Your response must be made up of each line in the data below that contains the string "chevron".
◇ ◇ ◇ ◇ ◇ ◇ ◇
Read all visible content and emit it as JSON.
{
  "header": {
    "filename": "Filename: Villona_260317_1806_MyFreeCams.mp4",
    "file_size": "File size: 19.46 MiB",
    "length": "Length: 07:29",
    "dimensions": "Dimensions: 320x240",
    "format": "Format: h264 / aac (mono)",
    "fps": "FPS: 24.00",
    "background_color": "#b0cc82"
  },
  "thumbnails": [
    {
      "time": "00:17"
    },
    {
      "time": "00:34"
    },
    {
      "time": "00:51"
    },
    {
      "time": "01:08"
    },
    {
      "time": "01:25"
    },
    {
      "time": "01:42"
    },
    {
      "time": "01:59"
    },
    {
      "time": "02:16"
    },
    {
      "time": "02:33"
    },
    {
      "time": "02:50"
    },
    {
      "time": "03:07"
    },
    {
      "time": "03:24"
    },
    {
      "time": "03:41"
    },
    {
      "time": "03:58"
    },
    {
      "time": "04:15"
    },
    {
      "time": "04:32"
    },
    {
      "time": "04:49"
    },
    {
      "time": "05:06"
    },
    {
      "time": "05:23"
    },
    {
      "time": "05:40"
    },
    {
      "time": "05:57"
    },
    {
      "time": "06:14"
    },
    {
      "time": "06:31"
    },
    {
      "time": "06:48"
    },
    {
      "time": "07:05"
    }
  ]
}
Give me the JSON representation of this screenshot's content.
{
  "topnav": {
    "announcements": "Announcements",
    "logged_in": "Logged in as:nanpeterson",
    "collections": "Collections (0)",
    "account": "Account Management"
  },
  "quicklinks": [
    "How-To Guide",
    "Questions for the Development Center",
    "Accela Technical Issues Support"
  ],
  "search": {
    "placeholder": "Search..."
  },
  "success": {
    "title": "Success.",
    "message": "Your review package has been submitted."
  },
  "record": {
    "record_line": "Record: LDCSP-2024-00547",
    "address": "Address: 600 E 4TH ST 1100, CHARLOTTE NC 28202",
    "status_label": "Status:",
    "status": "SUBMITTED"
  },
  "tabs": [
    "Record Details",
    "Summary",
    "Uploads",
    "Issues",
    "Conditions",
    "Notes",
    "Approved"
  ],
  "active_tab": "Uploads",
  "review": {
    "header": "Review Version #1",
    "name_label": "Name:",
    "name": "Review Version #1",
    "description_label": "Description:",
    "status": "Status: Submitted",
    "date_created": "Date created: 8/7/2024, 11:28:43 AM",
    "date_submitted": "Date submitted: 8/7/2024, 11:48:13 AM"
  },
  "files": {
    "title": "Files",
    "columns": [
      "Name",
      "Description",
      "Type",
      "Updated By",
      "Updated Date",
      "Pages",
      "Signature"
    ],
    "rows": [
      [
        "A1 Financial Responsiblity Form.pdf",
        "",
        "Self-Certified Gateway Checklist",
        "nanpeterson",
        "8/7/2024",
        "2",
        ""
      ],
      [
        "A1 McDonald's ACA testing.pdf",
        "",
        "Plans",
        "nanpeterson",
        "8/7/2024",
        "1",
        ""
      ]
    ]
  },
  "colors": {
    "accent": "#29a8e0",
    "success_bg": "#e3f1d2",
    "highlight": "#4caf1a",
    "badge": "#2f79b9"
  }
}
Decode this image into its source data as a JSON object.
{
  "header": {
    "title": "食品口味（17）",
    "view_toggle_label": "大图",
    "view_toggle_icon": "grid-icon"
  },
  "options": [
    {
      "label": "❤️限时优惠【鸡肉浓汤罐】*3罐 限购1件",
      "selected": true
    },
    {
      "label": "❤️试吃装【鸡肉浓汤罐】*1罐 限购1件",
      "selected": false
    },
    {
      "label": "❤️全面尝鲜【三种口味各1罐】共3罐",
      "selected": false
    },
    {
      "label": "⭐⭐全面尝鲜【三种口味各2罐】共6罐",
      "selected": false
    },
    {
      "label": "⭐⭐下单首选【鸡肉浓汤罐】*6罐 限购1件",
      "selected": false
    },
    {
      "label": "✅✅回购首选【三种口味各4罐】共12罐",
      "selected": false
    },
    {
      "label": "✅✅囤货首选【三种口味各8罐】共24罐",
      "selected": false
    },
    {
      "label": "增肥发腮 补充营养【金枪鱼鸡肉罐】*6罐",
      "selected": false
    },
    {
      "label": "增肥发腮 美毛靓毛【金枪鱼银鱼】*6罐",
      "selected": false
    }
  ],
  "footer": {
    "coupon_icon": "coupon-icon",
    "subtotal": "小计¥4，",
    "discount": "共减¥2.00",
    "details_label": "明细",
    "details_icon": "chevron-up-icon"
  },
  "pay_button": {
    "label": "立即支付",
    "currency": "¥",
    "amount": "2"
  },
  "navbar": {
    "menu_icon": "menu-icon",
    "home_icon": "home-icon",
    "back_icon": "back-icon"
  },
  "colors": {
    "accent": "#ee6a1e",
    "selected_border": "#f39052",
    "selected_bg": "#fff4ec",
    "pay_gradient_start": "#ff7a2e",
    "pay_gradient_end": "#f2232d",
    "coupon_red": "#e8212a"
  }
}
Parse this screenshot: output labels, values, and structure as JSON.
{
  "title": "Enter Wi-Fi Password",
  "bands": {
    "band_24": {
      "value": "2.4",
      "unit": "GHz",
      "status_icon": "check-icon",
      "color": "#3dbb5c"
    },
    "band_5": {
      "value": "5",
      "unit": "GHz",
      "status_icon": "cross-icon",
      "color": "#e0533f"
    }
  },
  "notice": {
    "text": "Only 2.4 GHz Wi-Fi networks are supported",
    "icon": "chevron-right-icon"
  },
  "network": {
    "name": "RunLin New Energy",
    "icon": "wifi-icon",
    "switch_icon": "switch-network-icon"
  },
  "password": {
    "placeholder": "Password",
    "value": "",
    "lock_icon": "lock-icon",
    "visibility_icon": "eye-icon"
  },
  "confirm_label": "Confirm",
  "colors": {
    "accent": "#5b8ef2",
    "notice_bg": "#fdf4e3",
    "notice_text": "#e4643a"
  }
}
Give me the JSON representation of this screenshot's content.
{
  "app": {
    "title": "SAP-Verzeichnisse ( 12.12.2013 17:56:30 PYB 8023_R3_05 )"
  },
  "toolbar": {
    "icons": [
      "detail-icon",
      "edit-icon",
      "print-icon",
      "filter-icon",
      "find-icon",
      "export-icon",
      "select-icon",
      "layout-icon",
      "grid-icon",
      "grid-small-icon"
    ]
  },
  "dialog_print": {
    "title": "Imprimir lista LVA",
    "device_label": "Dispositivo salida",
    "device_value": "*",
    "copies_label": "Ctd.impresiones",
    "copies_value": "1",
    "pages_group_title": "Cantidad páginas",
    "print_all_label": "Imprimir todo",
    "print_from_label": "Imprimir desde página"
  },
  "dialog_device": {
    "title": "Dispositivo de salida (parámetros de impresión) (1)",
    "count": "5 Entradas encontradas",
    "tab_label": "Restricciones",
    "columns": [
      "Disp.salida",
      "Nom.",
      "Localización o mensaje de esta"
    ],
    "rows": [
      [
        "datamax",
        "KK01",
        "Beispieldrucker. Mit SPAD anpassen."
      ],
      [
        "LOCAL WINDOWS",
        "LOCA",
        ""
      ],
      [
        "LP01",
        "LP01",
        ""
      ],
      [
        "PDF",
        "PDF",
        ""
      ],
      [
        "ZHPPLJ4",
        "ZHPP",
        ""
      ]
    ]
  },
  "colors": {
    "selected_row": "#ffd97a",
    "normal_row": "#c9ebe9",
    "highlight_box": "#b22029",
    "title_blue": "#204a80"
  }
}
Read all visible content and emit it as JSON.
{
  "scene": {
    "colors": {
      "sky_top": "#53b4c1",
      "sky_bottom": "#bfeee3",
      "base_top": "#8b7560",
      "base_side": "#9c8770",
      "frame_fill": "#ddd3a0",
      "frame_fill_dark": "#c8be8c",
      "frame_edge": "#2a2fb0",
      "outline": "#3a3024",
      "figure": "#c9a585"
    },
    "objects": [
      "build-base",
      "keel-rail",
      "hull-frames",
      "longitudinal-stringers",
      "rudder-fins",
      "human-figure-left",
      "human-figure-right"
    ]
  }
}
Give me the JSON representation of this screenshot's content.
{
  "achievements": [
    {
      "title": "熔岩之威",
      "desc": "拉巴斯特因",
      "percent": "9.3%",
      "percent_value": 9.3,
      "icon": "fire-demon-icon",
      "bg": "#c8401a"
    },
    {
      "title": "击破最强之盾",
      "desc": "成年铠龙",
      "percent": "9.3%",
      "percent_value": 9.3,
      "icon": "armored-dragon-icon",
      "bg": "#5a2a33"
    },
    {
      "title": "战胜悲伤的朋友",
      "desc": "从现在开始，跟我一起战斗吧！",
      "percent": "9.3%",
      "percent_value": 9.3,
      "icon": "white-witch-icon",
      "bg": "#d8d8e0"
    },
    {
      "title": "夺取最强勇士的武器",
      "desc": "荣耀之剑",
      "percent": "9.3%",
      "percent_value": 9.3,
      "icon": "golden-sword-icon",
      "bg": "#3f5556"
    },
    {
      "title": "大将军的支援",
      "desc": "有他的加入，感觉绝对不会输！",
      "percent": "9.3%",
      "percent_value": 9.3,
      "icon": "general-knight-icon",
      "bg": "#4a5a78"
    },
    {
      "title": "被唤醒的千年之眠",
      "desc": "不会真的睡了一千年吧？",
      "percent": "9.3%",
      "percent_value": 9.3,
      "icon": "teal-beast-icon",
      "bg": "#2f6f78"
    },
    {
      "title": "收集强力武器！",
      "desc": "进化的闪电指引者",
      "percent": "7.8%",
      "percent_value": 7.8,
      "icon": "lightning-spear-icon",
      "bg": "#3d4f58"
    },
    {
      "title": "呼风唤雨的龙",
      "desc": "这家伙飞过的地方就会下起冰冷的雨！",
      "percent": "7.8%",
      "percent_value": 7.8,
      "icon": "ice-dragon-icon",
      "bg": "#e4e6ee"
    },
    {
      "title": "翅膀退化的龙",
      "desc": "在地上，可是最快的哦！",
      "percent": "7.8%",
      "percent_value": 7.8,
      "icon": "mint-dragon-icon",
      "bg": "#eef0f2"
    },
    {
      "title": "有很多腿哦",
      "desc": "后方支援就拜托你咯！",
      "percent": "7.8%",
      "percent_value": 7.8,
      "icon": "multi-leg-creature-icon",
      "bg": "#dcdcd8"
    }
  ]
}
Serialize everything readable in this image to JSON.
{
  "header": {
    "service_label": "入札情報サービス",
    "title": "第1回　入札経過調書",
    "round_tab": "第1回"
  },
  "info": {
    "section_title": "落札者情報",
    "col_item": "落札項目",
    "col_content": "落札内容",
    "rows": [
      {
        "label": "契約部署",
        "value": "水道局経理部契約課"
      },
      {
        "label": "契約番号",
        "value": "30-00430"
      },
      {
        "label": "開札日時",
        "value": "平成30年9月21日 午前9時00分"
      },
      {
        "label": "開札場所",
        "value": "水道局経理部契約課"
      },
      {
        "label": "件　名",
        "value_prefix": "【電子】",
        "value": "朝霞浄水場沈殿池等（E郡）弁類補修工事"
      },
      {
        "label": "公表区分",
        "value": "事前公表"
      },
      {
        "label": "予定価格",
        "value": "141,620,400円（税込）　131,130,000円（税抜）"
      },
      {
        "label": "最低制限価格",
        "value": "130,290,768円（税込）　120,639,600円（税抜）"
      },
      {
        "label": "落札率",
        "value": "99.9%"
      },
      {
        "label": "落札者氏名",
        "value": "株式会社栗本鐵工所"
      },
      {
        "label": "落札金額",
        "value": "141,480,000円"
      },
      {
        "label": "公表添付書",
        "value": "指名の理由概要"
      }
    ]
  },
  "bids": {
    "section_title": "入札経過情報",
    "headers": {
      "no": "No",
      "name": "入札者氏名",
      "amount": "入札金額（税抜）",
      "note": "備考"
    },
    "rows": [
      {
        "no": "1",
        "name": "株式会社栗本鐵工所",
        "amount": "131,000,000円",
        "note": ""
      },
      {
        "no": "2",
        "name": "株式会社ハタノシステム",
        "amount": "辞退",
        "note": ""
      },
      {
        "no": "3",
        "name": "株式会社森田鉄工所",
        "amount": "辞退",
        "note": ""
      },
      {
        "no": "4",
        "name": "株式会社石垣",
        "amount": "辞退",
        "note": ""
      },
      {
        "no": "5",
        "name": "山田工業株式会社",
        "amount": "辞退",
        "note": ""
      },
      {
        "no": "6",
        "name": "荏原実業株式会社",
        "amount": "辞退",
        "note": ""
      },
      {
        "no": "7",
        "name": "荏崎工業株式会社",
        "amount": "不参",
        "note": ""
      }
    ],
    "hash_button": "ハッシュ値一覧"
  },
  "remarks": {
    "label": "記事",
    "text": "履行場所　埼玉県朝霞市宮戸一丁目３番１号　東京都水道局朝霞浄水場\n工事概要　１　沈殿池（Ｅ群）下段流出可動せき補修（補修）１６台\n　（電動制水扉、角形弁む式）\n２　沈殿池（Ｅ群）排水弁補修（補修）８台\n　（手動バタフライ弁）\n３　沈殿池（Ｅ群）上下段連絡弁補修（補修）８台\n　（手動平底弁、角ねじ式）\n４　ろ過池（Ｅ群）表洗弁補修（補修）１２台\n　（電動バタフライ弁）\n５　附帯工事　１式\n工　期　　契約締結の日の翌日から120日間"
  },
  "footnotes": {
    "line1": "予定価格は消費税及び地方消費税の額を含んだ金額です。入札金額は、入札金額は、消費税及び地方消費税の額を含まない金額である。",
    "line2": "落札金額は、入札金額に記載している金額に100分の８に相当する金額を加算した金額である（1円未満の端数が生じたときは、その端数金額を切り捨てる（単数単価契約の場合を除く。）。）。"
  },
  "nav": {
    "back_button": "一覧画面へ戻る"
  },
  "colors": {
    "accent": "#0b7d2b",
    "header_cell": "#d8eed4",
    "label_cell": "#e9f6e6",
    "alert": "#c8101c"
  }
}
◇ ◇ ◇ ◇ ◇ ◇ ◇
Response below =
    "details_icon": "chevron-up-icon"
    "icon": "chevron-right-icon"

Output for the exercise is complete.